Estimating present and future flood losses -- or the global cost of flooding -- from a combination of climate change and economic development in 136 of the world's largest coastal cities suggests a significant increase in the risk between now and 2050, they said.
The scientists, including coastal engineering specialists at Britain's University of Southampton, said because flood defenses have been designed for past conditions even a moderate rise in sea levels would lead to soaring losses in the absence of adaptation.
Coastal cities will need to improve their flood management, including better defenses, at a cost estimated at about $50 billion per year for the 136 cities, they said.
The countries at greatest risk from coastal city flooding include the United States and China, the researchers said, and due to their high wealth and low protection level, three American cities -- Miami, New York City and New Orleans -- are responsible for 31 percent of the estimated losses across the 136 cities.
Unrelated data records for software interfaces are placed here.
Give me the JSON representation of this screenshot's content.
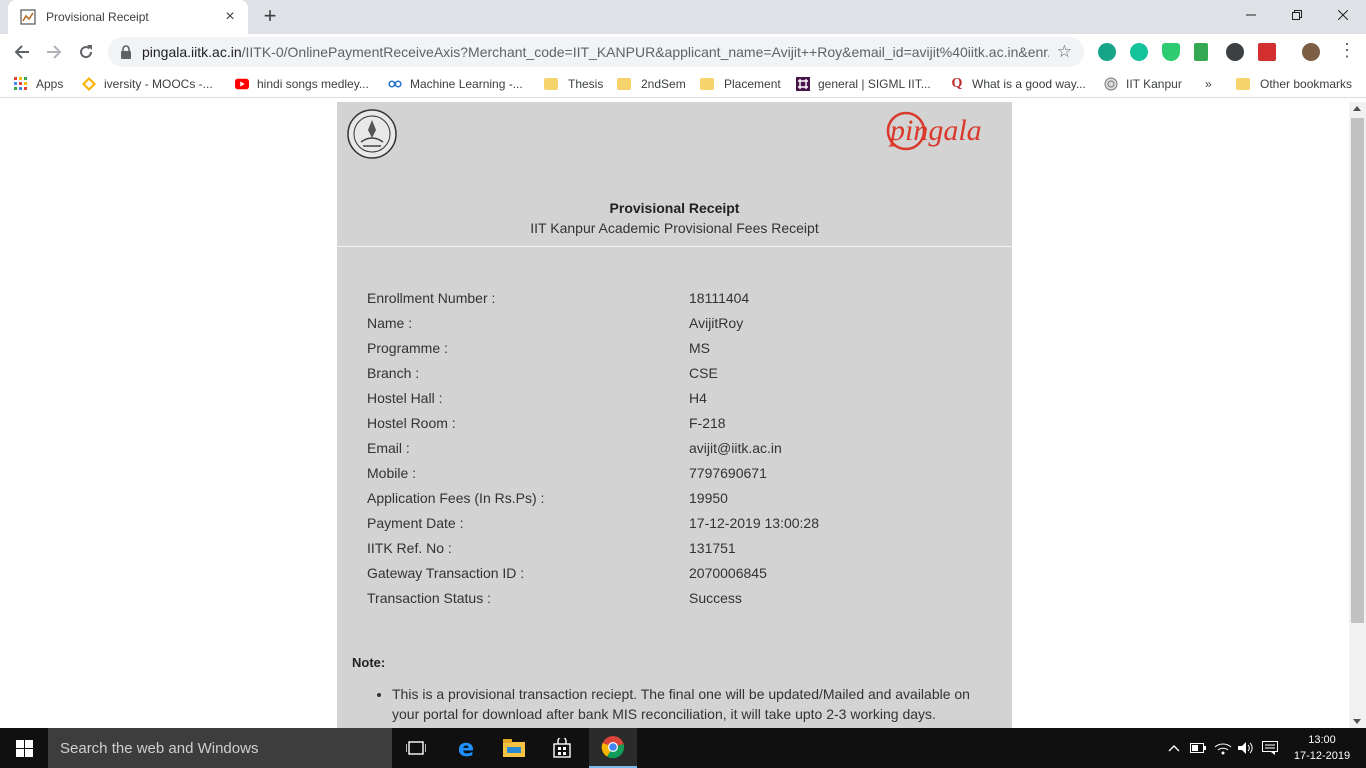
{
  "browser": {
    "tab_title": "Provisional Receipt",
    "tab_close": "×",
    "new_tab": "+",
    "url_host": "pingala.iitk.ac.in",
    "url_path": "/IITK-0/OnlinePaymentReceiveAxis?Merchant_code=IIT_KANPUR&applicant_name=Avijit++Roy&email_id=avijit%40iitk.ac.in&enr...",
    "star": "☆",
    "menu": "⋮"
  },
  "bookmarks": [
    {
      "label": "Apps",
      "icon": "apps-grid-icon"
    },
    {
      "label": "iversity - MOOCs -...",
      "icon": "iversity-icon"
    },
    {
      "label": "hindi songs medley...",
      "icon": "youtube-icon"
    },
    {
      "label": "Machine Learning -...",
      "icon": "coursera-icon"
    },
    {
      "label": "Thesis",
      "icon": "folder-icon"
    },
    {
      "label": "2ndSem",
      "icon": "folder-icon"
    },
    {
      "label": "Placement",
      "icon": "folder-icon"
    },
    {
      "label": "general | SIGML IIT...",
      "icon": "slack-icon"
    },
    {
      "label": "What is a good way...",
      "icon": "quora-icon"
    },
    {
      "label": "IIT Kanpur",
      "icon": "iitk-icon"
    },
    {
      "label": "»",
      "icon": ""
    },
    {
      "label": "Other bookmarks",
      "icon": "folder-icon"
    }
  ],
  "receipt": {
    "brand": "pingala",
    "title": "Provisional Receipt",
    "subtitle": "IIT Kanpur Academic Provisional Fees Receipt",
    "rows": [
      {
        "label": "Enrollment Number :",
        "value": "18111404"
      },
      {
        "label": "Name :",
        "value": "AvijitRoy"
      },
      {
        "label": "Programme :",
        "value": "MS"
      },
      {
        "label": "Branch :",
        "value": "CSE"
      },
      {
        "label": "Hostel Hall :",
        "value": "H4"
      },
      {
        "label": "Hostel Room :",
        "value": "F-218"
      },
      {
        "label": "Email :",
        "value": "avijit@iitk.ac.in"
      },
      {
        "label": "Mobile :",
        "value": "7797690671"
      },
      {
        "label": "Application Fees (In Rs.Ps) :",
        "value": "19950"
      },
      {
        "label": "Payment Date :",
        "value": "17-12-2019 13:00:28"
      },
      {
        "label": "IITK Ref. No :",
        "value": "131751"
      },
      {
        "label": "Gateway Transaction ID :",
        "value": "2070006845"
      },
      {
        "label": "Transaction Status :",
        "value": "Success"
      }
    ],
    "note_title": "Note:",
    "notes": [
      "This is a provisional transaction reciept. The final one will be updated/Mailed and available on your portal for download after bank MIS reconciliation, it will take upto 2-3 working days."
    ]
  },
  "taskbar": {
    "search_placeholder": "Search the web and Windows",
    "time": "13:00",
    "date": "17-12-2019"
  },
  "colors": {
    "brand_red": "#d9382b",
    "receipt_bg": "#d3d3d3",
    "chrome_bg": "#dee1e6"
  }
}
"This work shows that flood risk is rising in coastal cities globally due to a range of factors, including sea-level rise," Southampton researcher Robert Nicholls, the study's co-author, said in a university release Monday. "Hence there is a pressing need to start planning how to manage flood risk now."
Even with better protection, the magnitude of losses is likely to increase, the researchers said.
"There is a limit to what can be achieved with hard protection: populations and assets will remain vulnerable to defense failures or to exceptional events that exceed the protection design," lead study author Stephane Hallegatte of the World Bank said.
The study has been published in the journal Nature Climate Change.
Study: dolphins attracted to magnets
Report links California drought, climate change